How the White House is courting Evangelicals on its Israeli-Palestinian Peace Plan

US President Donald Trump is working on a plan for peace in the Middle East. 

And evangelical advisers like Rev Jentezen Franklin are getting the chance to weigh in on it.

“It’s a very exciting time and a time truly when we need to be praying for the peace of Jerusalem,” said Franklin in a video he posted on Twitter after a White House meeting between prominent conservative evangelical Christians and Trump administration officials earlier this month.

Franklin urged supporters to do all they can by praying and “being vocal” in support of Israel. 

“The Bible says that we are to support Israel, we are to stand with Israel, and God will bless us,” Franklin said.  

“I want to be part of that blessing, and I know you do, too.”

That 7th March meeting is just one of a series of meetings, dinners, lunches and coffees the White House has had with evangelical leaders as it prepares to release its Israeli-Palestinian peace plan, according to author Joel Rosenberg, who said he has attended several of those events.

Meantime, the White House has welcomed embattled Israeli Prime Minister Benjamin Netanyahu for a meeting with the President and announced its recognition of the Golan Heights as part of Israel.

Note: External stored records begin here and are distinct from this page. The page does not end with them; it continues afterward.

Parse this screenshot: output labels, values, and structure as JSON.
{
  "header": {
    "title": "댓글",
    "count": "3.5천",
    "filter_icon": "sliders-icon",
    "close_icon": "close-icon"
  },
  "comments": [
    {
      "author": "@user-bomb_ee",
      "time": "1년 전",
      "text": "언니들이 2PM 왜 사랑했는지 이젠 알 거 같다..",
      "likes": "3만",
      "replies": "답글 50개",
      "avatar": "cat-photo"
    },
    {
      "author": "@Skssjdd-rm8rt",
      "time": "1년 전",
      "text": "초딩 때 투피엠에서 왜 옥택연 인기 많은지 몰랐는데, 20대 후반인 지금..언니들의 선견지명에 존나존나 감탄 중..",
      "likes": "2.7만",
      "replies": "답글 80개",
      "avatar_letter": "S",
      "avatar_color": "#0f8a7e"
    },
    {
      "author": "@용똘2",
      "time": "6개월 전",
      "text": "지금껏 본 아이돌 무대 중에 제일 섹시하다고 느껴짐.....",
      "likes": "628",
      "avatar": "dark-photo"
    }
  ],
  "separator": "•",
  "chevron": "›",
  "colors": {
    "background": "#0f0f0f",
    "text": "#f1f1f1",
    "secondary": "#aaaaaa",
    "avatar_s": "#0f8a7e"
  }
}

And several US officials have visited the Middle East, including Secretary of State Mike Pompeo.

A few of Trump’s evangelical supporters tweeted about the 7th March meeting, including pastors Paula White, who has attended many meetings and events at the White House and has been called the President’s spiritual adviser, and John Hagee, the head of Christians United for Israel, which Rosenberg described as the “Christian AIPAC.”

Read the article by Emily McFarlan Miller on Sight Magazine.